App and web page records
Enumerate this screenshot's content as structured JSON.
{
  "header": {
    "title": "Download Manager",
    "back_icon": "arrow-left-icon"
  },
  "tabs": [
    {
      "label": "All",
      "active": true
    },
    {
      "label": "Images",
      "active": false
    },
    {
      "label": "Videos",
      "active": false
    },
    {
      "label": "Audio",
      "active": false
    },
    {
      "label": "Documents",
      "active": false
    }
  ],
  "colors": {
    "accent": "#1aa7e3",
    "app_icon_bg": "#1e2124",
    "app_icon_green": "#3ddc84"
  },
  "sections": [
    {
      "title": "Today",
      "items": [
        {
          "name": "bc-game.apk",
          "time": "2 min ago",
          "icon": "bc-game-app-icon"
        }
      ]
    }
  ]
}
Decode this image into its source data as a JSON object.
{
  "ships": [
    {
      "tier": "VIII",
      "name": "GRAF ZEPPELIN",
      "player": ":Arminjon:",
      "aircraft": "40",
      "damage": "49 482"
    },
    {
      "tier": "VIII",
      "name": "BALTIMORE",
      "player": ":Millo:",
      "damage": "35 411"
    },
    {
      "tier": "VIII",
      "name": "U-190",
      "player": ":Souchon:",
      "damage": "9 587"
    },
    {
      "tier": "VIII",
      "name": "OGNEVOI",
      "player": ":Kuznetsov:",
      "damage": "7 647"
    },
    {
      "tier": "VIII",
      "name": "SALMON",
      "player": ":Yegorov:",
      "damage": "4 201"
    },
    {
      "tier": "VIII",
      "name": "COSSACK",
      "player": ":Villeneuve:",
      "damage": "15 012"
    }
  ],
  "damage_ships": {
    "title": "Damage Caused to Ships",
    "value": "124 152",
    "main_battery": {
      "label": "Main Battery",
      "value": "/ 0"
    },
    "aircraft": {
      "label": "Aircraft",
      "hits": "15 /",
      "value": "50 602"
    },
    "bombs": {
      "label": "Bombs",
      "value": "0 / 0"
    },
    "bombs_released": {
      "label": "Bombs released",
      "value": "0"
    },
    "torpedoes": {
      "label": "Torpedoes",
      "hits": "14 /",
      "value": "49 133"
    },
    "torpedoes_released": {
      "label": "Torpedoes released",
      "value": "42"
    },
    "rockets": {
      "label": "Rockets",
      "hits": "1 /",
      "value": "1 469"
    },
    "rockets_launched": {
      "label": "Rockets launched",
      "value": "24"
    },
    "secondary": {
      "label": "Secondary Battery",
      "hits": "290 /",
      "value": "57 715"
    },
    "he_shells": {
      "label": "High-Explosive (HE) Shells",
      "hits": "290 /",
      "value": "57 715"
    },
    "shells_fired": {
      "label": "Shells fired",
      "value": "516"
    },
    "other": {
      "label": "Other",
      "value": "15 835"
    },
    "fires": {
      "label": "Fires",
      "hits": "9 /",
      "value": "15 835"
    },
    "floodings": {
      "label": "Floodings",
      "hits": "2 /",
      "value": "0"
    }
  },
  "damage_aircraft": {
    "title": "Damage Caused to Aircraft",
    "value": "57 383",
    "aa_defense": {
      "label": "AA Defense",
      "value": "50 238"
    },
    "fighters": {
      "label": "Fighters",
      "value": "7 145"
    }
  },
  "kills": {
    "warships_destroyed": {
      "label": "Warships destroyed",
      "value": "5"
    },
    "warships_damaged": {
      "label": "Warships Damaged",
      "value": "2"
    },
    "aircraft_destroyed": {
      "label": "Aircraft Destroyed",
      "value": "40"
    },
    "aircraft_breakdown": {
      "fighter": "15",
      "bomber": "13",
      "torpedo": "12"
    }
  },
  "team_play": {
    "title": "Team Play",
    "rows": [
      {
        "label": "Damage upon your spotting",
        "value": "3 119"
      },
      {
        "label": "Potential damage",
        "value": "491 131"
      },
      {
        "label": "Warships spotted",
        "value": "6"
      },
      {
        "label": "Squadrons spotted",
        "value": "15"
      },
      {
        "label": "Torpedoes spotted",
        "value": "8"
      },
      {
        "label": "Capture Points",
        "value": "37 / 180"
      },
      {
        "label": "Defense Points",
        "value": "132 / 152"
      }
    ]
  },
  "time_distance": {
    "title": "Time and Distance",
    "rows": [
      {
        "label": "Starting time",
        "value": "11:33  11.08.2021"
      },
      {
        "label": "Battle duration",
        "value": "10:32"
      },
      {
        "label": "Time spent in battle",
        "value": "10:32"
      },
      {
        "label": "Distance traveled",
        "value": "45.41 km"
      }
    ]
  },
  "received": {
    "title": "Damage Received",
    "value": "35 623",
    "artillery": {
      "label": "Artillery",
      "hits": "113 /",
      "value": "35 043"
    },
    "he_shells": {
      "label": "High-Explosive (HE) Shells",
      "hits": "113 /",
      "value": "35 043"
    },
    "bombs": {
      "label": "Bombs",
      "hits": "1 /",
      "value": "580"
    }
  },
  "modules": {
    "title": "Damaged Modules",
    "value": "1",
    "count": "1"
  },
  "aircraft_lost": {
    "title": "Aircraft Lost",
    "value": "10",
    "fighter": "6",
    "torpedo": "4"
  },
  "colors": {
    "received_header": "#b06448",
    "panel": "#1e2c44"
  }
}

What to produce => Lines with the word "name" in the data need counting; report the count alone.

Answer area => 7